The problem:
Only the lines containing "title" should appear in the answer, copied from the listing below.

Given data:
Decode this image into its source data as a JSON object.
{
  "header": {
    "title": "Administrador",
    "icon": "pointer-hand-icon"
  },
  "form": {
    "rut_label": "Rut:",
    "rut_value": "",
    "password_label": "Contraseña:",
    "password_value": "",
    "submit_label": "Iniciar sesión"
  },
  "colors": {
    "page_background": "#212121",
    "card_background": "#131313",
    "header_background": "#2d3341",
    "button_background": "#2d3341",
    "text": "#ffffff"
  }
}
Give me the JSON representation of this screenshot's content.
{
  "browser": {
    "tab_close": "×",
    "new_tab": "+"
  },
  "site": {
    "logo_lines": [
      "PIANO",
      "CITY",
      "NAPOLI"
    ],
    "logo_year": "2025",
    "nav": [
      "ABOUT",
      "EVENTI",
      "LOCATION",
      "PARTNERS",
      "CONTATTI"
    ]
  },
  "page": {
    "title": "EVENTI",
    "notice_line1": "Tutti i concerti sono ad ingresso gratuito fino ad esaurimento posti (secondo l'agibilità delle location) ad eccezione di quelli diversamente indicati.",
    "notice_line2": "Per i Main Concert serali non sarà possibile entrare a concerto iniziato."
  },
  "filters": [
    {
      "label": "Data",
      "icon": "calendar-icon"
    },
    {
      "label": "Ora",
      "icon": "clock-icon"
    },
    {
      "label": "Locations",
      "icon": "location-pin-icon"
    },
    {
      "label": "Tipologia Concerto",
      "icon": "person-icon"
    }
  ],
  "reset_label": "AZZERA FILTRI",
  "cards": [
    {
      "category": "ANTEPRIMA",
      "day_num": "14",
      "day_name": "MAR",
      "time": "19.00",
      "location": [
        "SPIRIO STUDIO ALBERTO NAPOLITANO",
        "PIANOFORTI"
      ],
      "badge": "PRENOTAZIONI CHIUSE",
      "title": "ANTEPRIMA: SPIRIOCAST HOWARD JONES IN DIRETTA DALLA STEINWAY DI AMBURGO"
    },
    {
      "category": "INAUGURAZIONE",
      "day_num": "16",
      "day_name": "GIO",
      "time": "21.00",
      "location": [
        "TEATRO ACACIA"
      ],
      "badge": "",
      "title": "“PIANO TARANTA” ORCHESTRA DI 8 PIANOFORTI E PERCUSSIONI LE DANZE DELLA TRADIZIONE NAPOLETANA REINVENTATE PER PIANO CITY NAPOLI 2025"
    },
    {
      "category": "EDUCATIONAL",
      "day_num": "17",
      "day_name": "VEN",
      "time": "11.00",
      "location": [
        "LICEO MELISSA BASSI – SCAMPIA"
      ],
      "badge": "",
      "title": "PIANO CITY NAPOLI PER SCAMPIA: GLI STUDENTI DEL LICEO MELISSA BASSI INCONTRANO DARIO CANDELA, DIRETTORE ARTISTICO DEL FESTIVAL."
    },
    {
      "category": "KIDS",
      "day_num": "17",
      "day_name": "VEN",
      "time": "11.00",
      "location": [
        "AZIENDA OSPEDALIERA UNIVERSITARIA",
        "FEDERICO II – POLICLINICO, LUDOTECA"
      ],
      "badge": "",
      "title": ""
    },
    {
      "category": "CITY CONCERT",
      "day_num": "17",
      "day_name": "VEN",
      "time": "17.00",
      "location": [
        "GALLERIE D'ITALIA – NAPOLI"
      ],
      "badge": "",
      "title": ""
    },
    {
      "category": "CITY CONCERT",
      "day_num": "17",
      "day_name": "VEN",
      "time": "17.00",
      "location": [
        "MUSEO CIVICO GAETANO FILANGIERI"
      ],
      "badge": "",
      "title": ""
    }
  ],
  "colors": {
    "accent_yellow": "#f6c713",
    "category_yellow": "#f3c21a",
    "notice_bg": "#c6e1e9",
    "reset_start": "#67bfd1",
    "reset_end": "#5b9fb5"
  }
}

Answer box:
    "title": "Administrador",
    "title": "EVENTI",
      "title": "ANTEPRIMA: SPIRIOCAST HOWARD JONES IN DIRETTA DALLA STEINWAY DI AMBURGO"
      "title": "“PIANO TARANTA” ORCHESTRA DI 8 PIANOFORTI E PERCUSSIONI LE DANZE DELLA TRADIZIONE NAPOLETANA REINVENTATE PER PIANO CITY NAPOLI 2025"
      "title": "PIANO CITY NAPOLI PER SCAMPIA: GLI STUDENTI DEL LICEO MELISSA BASSI INCONTRANO DARIO CANDELA, DIRETTORE ARTISTICO DEL FESTIVAL."
      "title": ""
      "title": ""
      "title": ""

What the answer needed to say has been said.